In this claim, Plaintiff had retained a vocational expert to testify that Plaintiff needed to elevate her leg, had limited education, and that her work in direct patient care jobs would not provide skills to transfer to sedentary work. The vocational expert concluded that Plaintiff was unable to return to competitive employment and was experiencing a total loss of wage earning capacity. Defendants had retained a vocational expert who testified that Plaintiff could return to a wage earning capacity given the work restrictions assigned.

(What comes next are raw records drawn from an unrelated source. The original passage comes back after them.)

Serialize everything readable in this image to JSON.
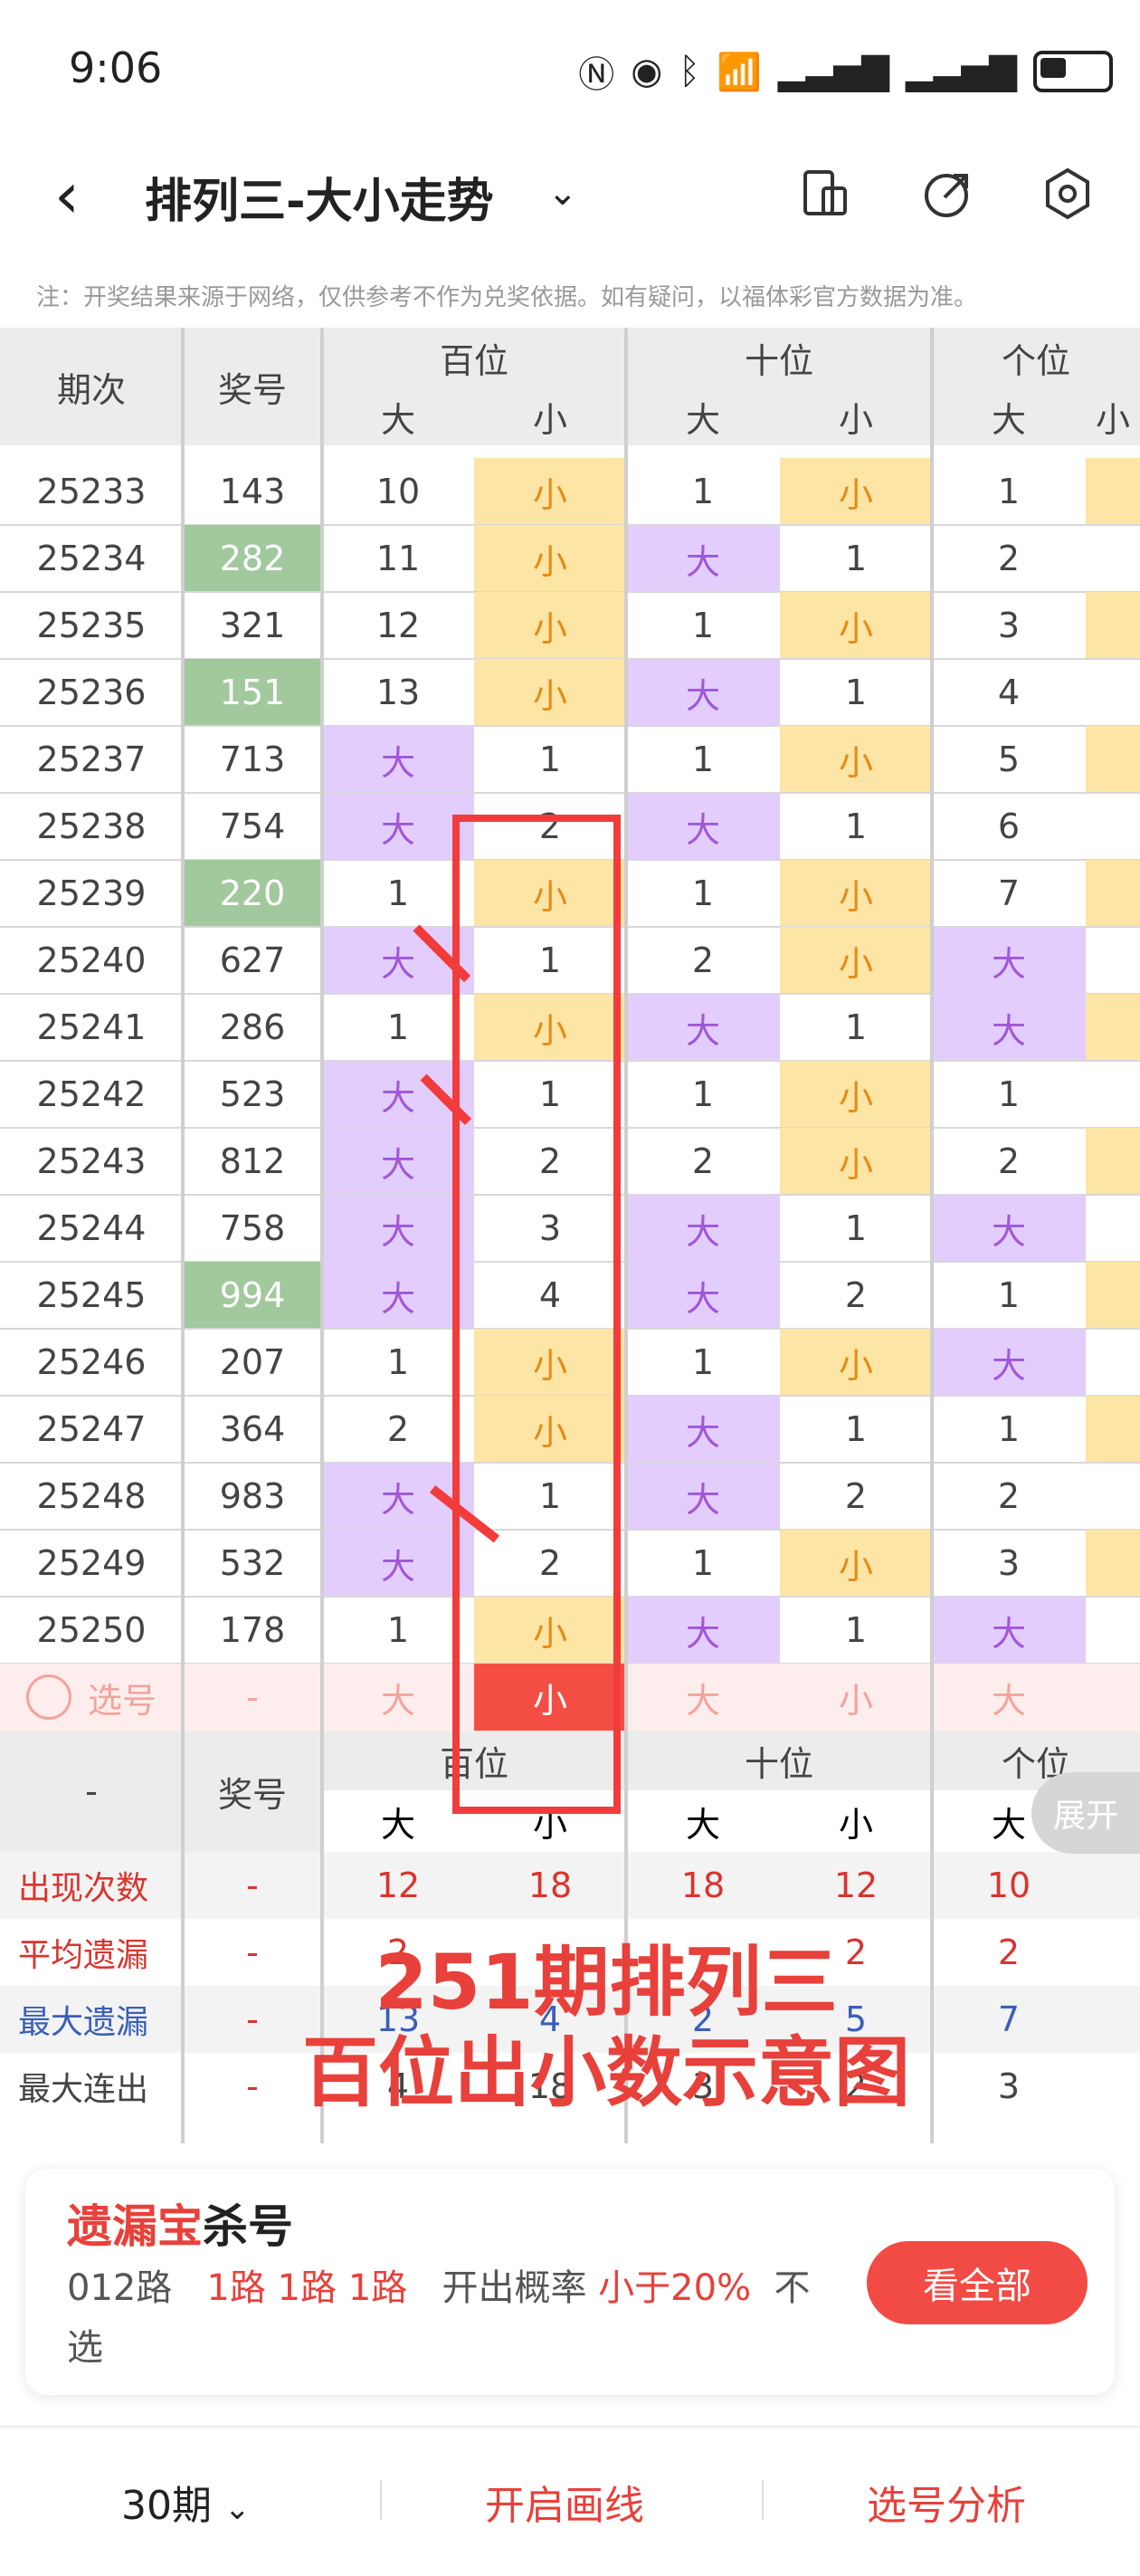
{
  "status": {
    "time": "9:06"
  },
  "header": {
    "title": "排列三-大小走势"
  },
  "notice": "注：开奖结果来源于网络，仅供参考不作为兑奖依据。如有疑问，以福体彩官方数据为准。",
  "table": {
    "col_period": "期次",
    "col_number": "奖号",
    "groups": [
      "百位",
      "十位",
      "个位"
    ],
    "sub_big": "大",
    "sub_small": "小",
    "rows": [
      {
        "p": "25233",
        "n": "143",
        "g": false,
        "c": [
          "10",
          "小",
          "1",
          "小",
          "1",
          ""
        ]
      },
      {
        "p": "25234",
        "n": "282",
        "g": true,
        "c": [
          "11",
          "小",
          "大",
          "1",
          "2",
          ""
        ]
      },
      {
        "p": "25235",
        "n": "321",
        "g": false,
        "c": [
          "12",
          "小",
          "1",
          "小",
          "3",
          ""
        ]
      },
      {
        "p": "25236",
        "n": "151",
        "g": true,
        "c": [
          "13",
          "小",
          "大",
          "1",
          "4",
          ""
        ]
      },
      {
        "p": "25237",
        "n": "713",
        "g": false,
        "c": [
          "大",
          "1",
          "1",
          "小",
          "5",
          ""
        ]
      },
      {
        "p": "25238",
        "n": "754",
        "g": false,
        "c": [
          "大",
          "2",
          "大",
          "1",
          "6",
          ""
        ]
      },
      {
        "p": "25239",
        "n": "220",
        "g": true,
        "c": [
          "1",
          "小",
          "1",
          "小",
          "7",
          ""
        ]
      },
      {
        "p": "25240",
        "n": "627",
        "g": false,
        "c": [
          "大",
          "1",
          "2",
          "小",
          "大",
          ""
        ]
      },
      {
        "p": "25241",
        "n": "286",
        "g": false,
        "c": [
          "1",
          "小",
          "大",
          "1",
          "大",
          ""
        ]
      },
      {
        "p": "25242",
        "n": "523",
        "g": false,
        "c": [
          "大",
          "1",
          "1",
          "小",
          "1",
          ""
        ]
      },
      {
        "p": "25243",
        "n": "812",
        "g": false,
        "c": [
          "大",
          "2",
          "2",
          "小",
          "2",
          ""
        ]
      },
      {
        "p": "25244",
        "n": "758",
        "g": false,
        "c": [
          "大",
          "3",
          "大",
          "1",
          "大",
          ""
        ]
      },
      {
        "p": "25245",
        "n": "994",
        "g": true,
        "c": [
          "大",
          "4",
          "大",
          "2",
          "1",
          ""
        ]
      },
      {
        "p": "25246",
        "n": "207",
        "g": false,
        "c": [
          "1",
          "小",
          "1",
          "小",
          "大",
          ""
        ]
      },
      {
        "p": "25247",
        "n": "364",
        "g": false,
        "c": [
          "2",
          "小",
          "大",
          "1",
          "1",
          ""
        ]
      },
      {
        "p": "25248",
        "n": "983",
        "g": false,
        "c": [
          "大",
          "1",
          "大",
          "2",
          "2",
          ""
        ]
      },
      {
        "p": "25249",
        "n": "532",
        "g": false,
        "c": [
          "大",
          "2",
          "1",
          "小",
          "3",
          ""
        ]
      },
      {
        "p": "25250",
        "n": "178",
        "g": false,
        "c": [
          "1",
          "小",
          "大",
          "1",
          "大",
          ""
        ]
      }
    ],
    "select_row": {
      "label": "选号",
      "dash": "-",
      "cells": [
        "大",
        "小",
        "大",
        "小",
        "大"
      ]
    },
    "footer_header": {
      "dash": "-",
      "number": "奖号"
    },
    "stats": [
      {
        "label": "出现次数",
        "color": "#d8352f",
        "dash": "-",
        "vals": [
          "12",
          "18",
          "18",
          "12",
          "10"
        ]
      },
      {
        "label": "平均遗漏",
        "color": "#d8352f",
        "dash": "-",
        "vals": [
          "2",
          "",
          "",
          "2",
          "2"
        ]
      },
      {
        "label": "最大遗漏",
        "color": "#3a5fb8",
        "dash": "-",
        "vals": [
          "13",
          "4",
          "2",
          "5",
          "7"
        ]
      },
      {
        "label": "最大连出",
        "color": "#444",
        "dash": "-",
        "vals": [
          "4",
          "18",
          "3",
          "2",
          "3"
        ]
      }
    ],
    "expand": "展开"
  },
  "overlay": {
    "line1": "251期排列三",
    "line2": "百位出小数示意图"
  },
  "kill": {
    "title_a": "遗漏宝",
    "title_b": "杀号",
    "route": "012路",
    "routes": "1路 1路 1路",
    "prob_label": "开出概率",
    "prob_val": "小于20%",
    "tail": "不选",
    "button": "看全部"
  },
  "bottombar": {
    "periods": "30期",
    "draw_line": "开启画线",
    "analysis": "选号分析"
  }
}
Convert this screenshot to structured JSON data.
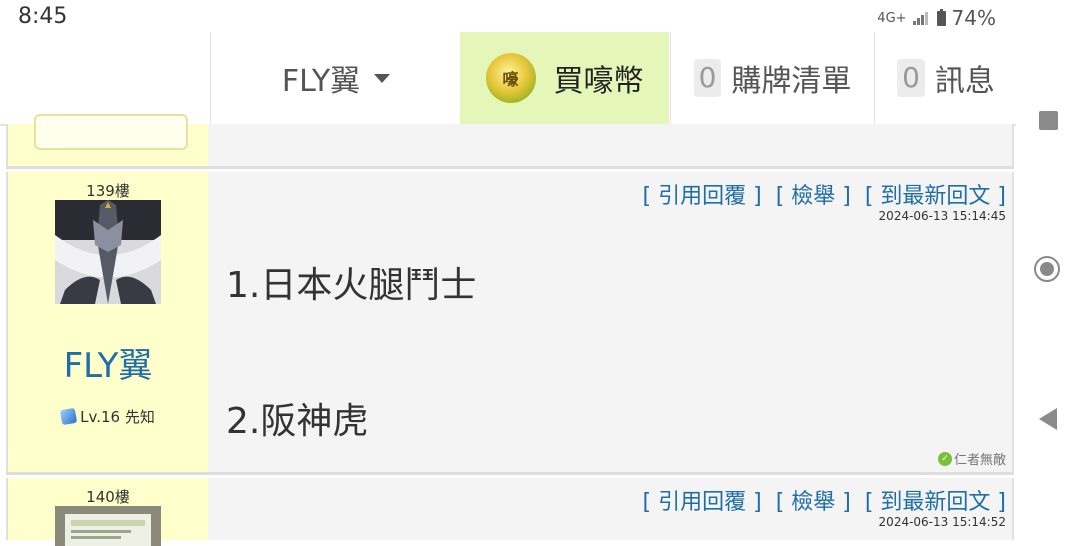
{
  "status_bar": {
    "time": "8:45",
    "network": "4G+",
    "battery": "74%"
  },
  "topbar": {
    "username": "FLY翼",
    "coin_label": "買嚎幣",
    "coin_icon_text": "嚎",
    "cart_count": "0",
    "cart_label": "購牌清單",
    "msg_count": "0",
    "msg_label": "訊息"
  },
  "posts": [
    {
      "floor": "139樓",
      "username": "FLY翼",
      "level": "Lv.16 先知",
      "actions": [
        "[ 引用回覆 ]",
        "[ 檢舉 ]",
        "[ 到最新回文 ]"
      ],
      "timestamp": "2024-06-13 15:14:45",
      "body": [
        "1.日本火腿鬥士",
        "2.阪神虎"
      ],
      "signature": "仁者無敵"
    },
    {
      "floor": "140樓",
      "actions": [
        "[ 引用回覆 ]",
        "[ 檢舉 ]",
        "[ 到最新回文 ]"
      ],
      "timestamp": "2024-06-13 15:14:52"
    }
  ],
  "colors": {
    "sidebar_bg": "#ffffcc",
    "link": "#1f6ea8",
    "coin_bg": "#e4f6b8"
  }
}
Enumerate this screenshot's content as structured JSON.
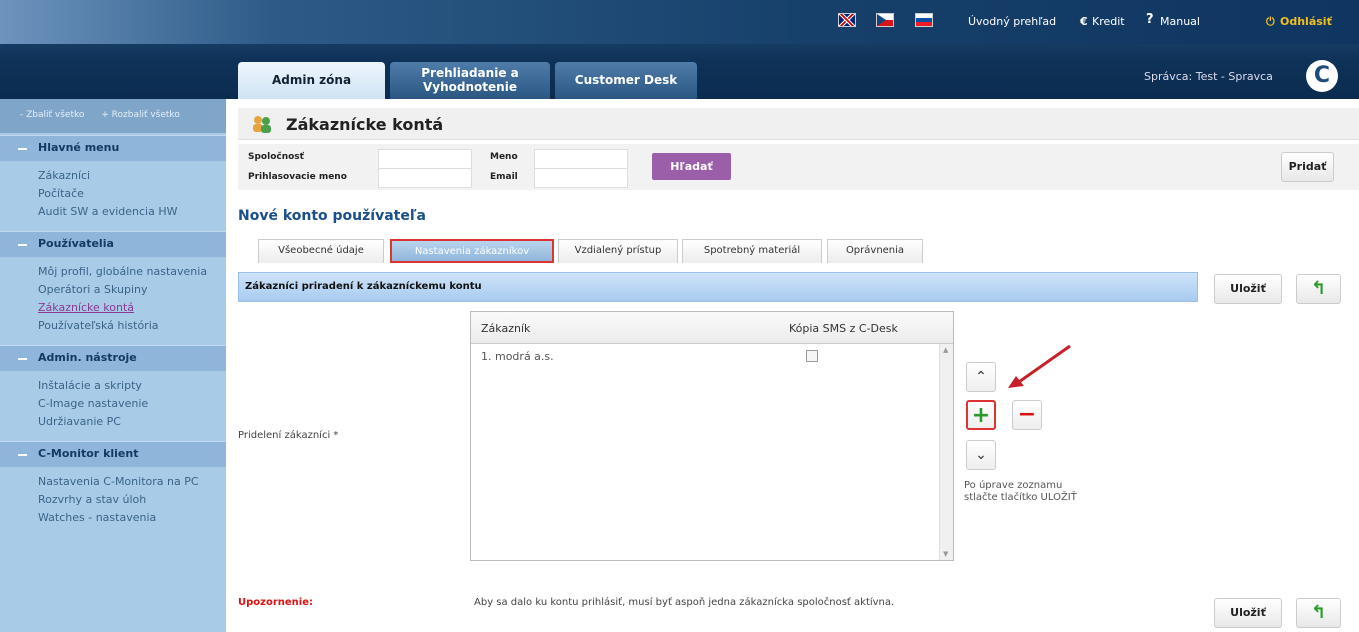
{
  "topbar": {
    "nav_overview": "Úvodný prehľad",
    "nav_credit": "Kredit",
    "nav_manual": "Manual",
    "nav_logout": "Odhlásiť",
    "admin_user": "Správca: Test - Spravca",
    "logo_letter": "C"
  },
  "main_tabs": [
    {
      "label": "Admin zóna"
    },
    {
      "label": "Prehliadanie a Vyhodnotenie"
    },
    {
      "label": "Customer Desk"
    }
  ],
  "sidebar": {
    "collapse_all": "Zbaliť všetko",
    "expand_all": "Rozbaliť všetko",
    "groups": [
      {
        "title": "Hlavné menu",
        "items": [
          "Zákazníci",
          "Počítače",
          "Audit SW a evidencia HW"
        ]
      },
      {
        "title": "Používatelia",
        "items": [
          "Môj profil, globálne nastavenia",
          "Operátori a Skupiny",
          "Zákaznícke kontá",
          "Používateľská história"
        ]
      },
      {
        "title": "Admin. nástroje",
        "items": [
          "Inštalácie a skripty",
          "C-Image nastavenie",
          "Udržiavanie PC"
        ]
      },
      {
        "title": "C-Monitor klient",
        "items": [
          "Nastavenia C-Monitora na PC",
          "Rozvrhy a stav úloh",
          "Watches - nastavenia"
        ]
      }
    ]
  },
  "page": {
    "title": "Zákaznícke kontá",
    "section_title": "Nové konto používateľa"
  },
  "filter": {
    "company_label": "Spoločnosť",
    "login_label": "Prihlasovacie meno",
    "name_label": "Meno",
    "email_label": "Email",
    "company_value": "",
    "login_value": "",
    "name_value": "",
    "email_value": "",
    "search_button": "Hľadať",
    "add_button": "Pridať"
  },
  "subtabs": [
    "Všeobecné údaje",
    "Nastavenia zákazníkov",
    "Vzdialený prístup",
    "Spotrebný materiál",
    "Oprávnenia"
  ],
  "panel": {
    "bar_title": "Zákazníci priradení k zákazníckemu kontu",
    "save_button": "Uložiť",
    "field_label": "Pridelení zákazníci *",
    "grid_headers": {
      "customer": "Zákazník",
      "sms_copy": "Kópia SMS z C-Desk"
    },
    "rows": [
      {
        "customer": "1. modrá a.s.",
        "sms_copy": false
      }
    ],
    "hint": "Po úprave zoznamu stlačte tlačítko ULOŽIŤ",
    "warning_label": "Upozornenie:",
    "warning_text": "Aby sa dalo ku kontu prihlásiť, musí byť aspoň jedna zákaznícka spoločnosť aktívna."
  },
  "colors": {
    "accent_purple": "#9a5fa8",
    "highlight_red": "#d33",
    "brand_blue": "#1a4f8a"
  }
}
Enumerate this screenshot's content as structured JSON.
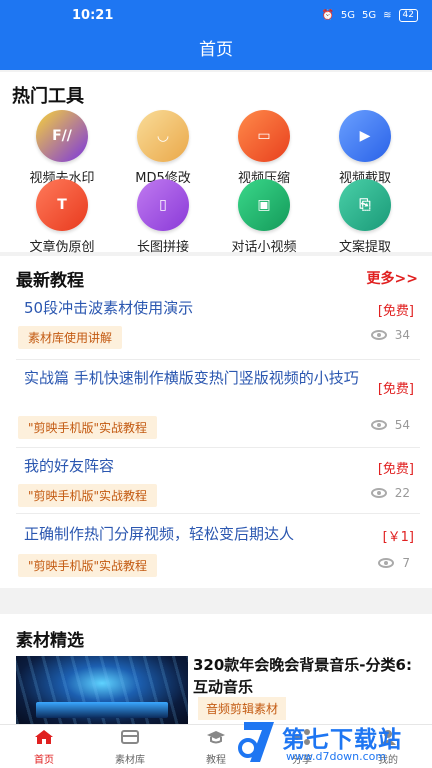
{
  "status_bar": {
    "time": "10:21",
    "battery": "42",
    "signal": "5G",
    "signal2": "5G"
  },
  "header": {
    "title": "首页"
  },
  "tools": {
    "title": "热门工具",
    "items": [
      {
        "label": "视频去水印",
        "icon": "watermark-remove-icon",
        "glyph": "F//",
        "color": "#7a35e0"
      },
      {
        "label": "MD5修改",
        "icon": "md5-face-icon",
        "glyph": "◡",
        "color": "#f3c46a"
      },
      {
        "label": "视频压缩",
        "icon": "compress-icon",
        "glyph": "▭",
        "color": "#f0552a"
      },
      {
        "label": "视频截取",
        "icon": "video-clip-icon",
        "glyph": "▶",
        "color": "#3a7af0"
      },
      {
        "label": "文章伪原创",
        "icon": "article-icon",
        "glyph": "T",
        "color": "#f0452a"
      },
      {
        "label": "长图拼接",
        "icon": "book-icon",
        "glyph": "▯",
        "color": "#a04ae0"
      },
      {
        "label": "对话小视频",
        "icon": "chat-video-icon",
        "glyph": "▣",
        "color": "#1faa6a"
      },
      {
        "label": "文案提取",
        "icon": "text-extract-icon",
        "glyph": "⎘",
        "color": "#25b08a"
      }
    ]
  },
  "tutorials": {
    "title": "最新教程",
    "more": "更多>>",
    "items": [
      {
        "title": "50段冲击波素材使用演示",
        "price": "[免费]",
        "tag": "素材库使用讲解",
        "views": "34"
      },
      {
        "title": "实战篇 手机快速制作横版变热门竖版视频的小技巧",
        "price": "[免费]",
        "tag": "\"剪映手机版\"实战教程",
        "views": "54"
      },
      {
        "title": "我的好友阵容",
        "price": "[免费]",
        "tag": "\"剪映手机版\"实战教程",
        "views": "22"
      },
      {
        "title": "正确制作热门分屏视频，轻松变后期达人",
        "price": "[￥1]",
        "tag": "\"剪映手机版\"实战教程",
        "views": "7"
      }
    ]
  },
  "materials": {
    "title": "素材精选",
    "item_title": "320款年会晚会背景音乐-分类6: 互动音乐",
    "item_tag": "音频剪辑素材"
  },
  "tabbar": {
    "tabs": [
      {
        "label": "首页",
        "icon": "home-icon",
        "active": true
      },
      {
        "label": "素材库",
        "icon": "library-icon",
        "active": false
      },
      {
        "label": "教程",
        "icon": "tutorial-icon",
        "active": false
      },
      {
        "label": "分享",
        "icon": "share-icon",
        "active": false
      },
      {
        "label": "我的",
        "icon": "profile-icon",
        "active": false
      }
    ]
  },
  "watermark": {
    "brand": "第七下载站",
    "url": "www.d7down.com"
  }
}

The Full Commission eventually decided that Plaintiff was not entitled to more than 500-weeks of TTD benefits. The Full Commission stated:
“…the Full Commission finds that Plaintiff has the capacity to earn wages, and thus, has failed to prove by the preponderance of the evidence that she has sustained a total loss of wage-earning capacity. At a minimum, Plaintiff is a likely candidate to perform stay at home flexible work or part-time work. Indeed, at oral argument, Plaintiff ’s counsel conceded that she could
perform one to two hours of work a week for wages.”
Perhaps the most interesting part of the decision is contained in the Conclusions of Law section of the opinion, wherein the Full Commission addressed the issue of the phase “total loss of wage-earning capacity” and stated:
“N.C. Gen. Stat. § 97-29(c) does not invoke “disability” as defined by N.C. Gen. Stat. § 97-2(9), nor does it require the employee to prove that she is unable to obtain competitive employment. Indeed, to qualify for benefits extending beyond 500 weeks, the statute on its face requires the employee to prove “by a preponderance of the evidence that the employee has sustained a total loss of wage-earning capacity.” Though the Full Commission is unaware of our appellate courts interpreting this subsection, the provision does not specify the same or greater wages, refer to suitable employment, full-time employment, or “competitive employment.” The Full Commission interprets this statutory language by using the plain, ordinary and literal meaning of the words contained therein…
Therefore, the Full Commission construes N.C. Gen. Stat. § 97-29(c), in accordance with the common understanding of the words “total,” “loss,” and “capacity” as requiring Plaintiff to prove by a preponderance of the evidence that she has sustained a complete destruction of the ability to earn wages. Here, Plaintiff has satisfied the time prerequisites to qualify for extended compensation as set out in N.C. Gen. Stat. § 97- 29(c). However, the Full Commission concludes that Plaintiff has the capacity to earn some wages, and thus, has failed to prove by the preponderance of the evidence that she has sustained a “total loss of wage-earning capacity” due to her compensable right ankle injury.”
While this decision by the Full Commission will likely be appealed to the Court of Appeals and possibly the North Carolina Supreme Court, it is a good sign for employers and insurance carriers that the Full Commission appears to be interpreting the phrase “total loss of wage earning capacity” based on the plain meaning of the words. If the Courts eventually uphold this decision, employers and insurance carriers will be in a much better position to argue that an employee is not entitled to more than 500-weeks of TTD benefits.